The Jews, whom the Old Testament describes as having hearts that were far from God throughout most of their history, went to great lengths not to utter or write the Tetragrammaton (YHWH). But after He announces His "name" to Moses (and the world), in Exodus 3:14, He goes on to say in verse 15:
God, furthermore, said to Moses,
“Thus you shall say to the sons of Israel,
‘The Lord, the God of your fathers,
the God of Abraham,
the God of Isaac, and
the God of Jacob,
has sent me to you.’
This is My name forever, and
this is My memorial-name to all generations."
We were hiking up a hillside in Tijuana. The rest of the group had gone ahead, but the two of us, I, and another man, arrived a few minutes after. He was a little older than me, middle-aged, with a beard, dignified-looking. He looked like that guy in the Dos Equis TV commercials or like Saddam Hussein when he had a beard.
We were about to see the whole operation. A little fear came over me as we arrived and I finally realized what I had gotten myself into. These people were ruthless killers! And I was about to see their whole money-making apparatus. This place was famous. It belonged to the biggest drug cartel in Mexico. I thought, “What if they think I have a hidden camera somewhere?” They couldn’t be sure about me. They can’t trust anyone. And besides, they shouldn’t trust me. I don’t like what drugs do to people and I wish I had a camera and I could help shut these guys down.
One day I heard somebody talking and it occurred to me: They could be saying anything. It didn't matter. The words would not be remembered tomorrow. In fact they didn't even matter now. The words could be replaced by meaningless sounds. If it were a song, it would be just as good hummed.
And so, I thought, "If people can babble on without meaning, any real meaning, saying nothing of significance, nothing of consequence when considered over the course of time, then could I, through deliberate contemplation, design my words to approach the other end of the spectrum?

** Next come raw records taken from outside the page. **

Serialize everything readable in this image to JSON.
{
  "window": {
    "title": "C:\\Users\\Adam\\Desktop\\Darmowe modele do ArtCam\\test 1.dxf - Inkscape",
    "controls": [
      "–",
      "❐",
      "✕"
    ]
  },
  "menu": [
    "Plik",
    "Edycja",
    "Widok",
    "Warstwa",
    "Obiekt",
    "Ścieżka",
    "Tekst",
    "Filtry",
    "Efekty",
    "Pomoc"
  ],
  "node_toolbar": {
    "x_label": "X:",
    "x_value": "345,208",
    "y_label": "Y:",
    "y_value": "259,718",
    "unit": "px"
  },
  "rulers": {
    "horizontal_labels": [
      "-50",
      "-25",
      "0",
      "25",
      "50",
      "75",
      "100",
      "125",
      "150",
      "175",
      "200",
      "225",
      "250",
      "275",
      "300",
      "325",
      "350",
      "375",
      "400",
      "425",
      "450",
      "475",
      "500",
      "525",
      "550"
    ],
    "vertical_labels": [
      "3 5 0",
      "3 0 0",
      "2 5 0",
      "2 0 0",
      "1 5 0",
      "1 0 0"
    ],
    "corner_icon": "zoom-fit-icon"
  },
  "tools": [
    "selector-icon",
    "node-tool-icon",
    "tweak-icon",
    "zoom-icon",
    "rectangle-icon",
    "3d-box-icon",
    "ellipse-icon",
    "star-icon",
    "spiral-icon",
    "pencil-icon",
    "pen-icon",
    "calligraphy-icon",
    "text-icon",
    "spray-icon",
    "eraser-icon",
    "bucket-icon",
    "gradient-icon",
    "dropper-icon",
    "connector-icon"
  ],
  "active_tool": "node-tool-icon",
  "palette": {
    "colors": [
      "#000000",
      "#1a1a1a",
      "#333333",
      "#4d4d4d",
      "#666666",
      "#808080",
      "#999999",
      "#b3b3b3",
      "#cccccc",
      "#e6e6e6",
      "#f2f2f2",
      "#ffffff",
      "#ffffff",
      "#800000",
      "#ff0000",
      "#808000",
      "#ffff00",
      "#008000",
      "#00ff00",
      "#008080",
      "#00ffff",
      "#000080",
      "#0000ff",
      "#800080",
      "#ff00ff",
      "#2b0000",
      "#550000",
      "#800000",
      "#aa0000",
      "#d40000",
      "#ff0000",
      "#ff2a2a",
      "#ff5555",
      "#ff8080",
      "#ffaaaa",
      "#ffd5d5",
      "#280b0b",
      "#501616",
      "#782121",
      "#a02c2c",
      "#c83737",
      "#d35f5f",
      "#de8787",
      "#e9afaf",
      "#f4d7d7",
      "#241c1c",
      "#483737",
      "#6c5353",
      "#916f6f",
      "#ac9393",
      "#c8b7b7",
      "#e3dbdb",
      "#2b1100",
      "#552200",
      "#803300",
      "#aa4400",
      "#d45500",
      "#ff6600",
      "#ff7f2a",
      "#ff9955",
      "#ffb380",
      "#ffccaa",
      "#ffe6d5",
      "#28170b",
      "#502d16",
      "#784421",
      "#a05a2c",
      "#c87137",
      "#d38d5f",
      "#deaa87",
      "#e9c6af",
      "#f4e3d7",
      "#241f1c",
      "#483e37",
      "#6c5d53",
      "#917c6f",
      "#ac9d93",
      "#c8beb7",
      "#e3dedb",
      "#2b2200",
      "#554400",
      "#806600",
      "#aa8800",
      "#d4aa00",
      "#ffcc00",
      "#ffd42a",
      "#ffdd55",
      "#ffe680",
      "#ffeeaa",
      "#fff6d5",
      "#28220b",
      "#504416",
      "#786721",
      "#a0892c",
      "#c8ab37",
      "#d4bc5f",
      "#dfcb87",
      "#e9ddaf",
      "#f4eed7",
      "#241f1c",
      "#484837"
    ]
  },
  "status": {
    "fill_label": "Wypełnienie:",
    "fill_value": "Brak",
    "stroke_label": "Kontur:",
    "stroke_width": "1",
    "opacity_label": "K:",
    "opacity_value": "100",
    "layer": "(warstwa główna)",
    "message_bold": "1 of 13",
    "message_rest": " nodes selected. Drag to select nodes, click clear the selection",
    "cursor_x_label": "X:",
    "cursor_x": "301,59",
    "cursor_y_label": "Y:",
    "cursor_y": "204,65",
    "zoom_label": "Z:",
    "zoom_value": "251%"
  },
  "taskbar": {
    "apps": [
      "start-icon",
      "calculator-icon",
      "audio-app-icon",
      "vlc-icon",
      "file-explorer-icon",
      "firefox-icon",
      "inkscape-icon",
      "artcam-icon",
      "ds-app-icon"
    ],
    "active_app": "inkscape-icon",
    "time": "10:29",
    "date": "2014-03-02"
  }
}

Could I build meaningful arguments that would have an impact and last over time? Could I make statements that build toward something, so that tomorrow I can make a greater statement—one that built on today's?"
Do human beings have "sinful natures?" Do our natures change when we are born again as Christians? Will we have sinful natures until we get imperishable bodies in the resurrection? Perhaps, as some say, we Christians have two natures that war against each other. I say we never had sinful natures, properly speaking.
To solve this issue, we need to be clear at the outset about what we mean by the word “nature.” If we are confused or vague about the definition of a word, we will be confused or vague about doctrines it is used to describe.
The predominant view in the institutional church of the nature of man can be traced back to John Calvin, Augustine of Hippo, and ultimately to Plato, the Greek philosopher. This is the view that man's nature is metaphysically evil; that we must sin because "sinful" is something we are, and that our sinful actions flow of necessity out of our natures.
It's an interesting thing, this question of "what are the conditions of salvation?" Is there just one—faith? Or perhaps two—repentance and faith? Scripture often mentions them together. But they are also stated singly as the requirement. This is confusing and seems misleading. Are they somehow integrated so they resolve into a single complex act? And what about the many other conditions of salvation—be born again, become as a little child, hate your mother and father, forgive your brother from the heart, love your enemies, get baptized, don't look back, take up your cross, follow Him, endure till the end? Can these all resolve into the two, or one?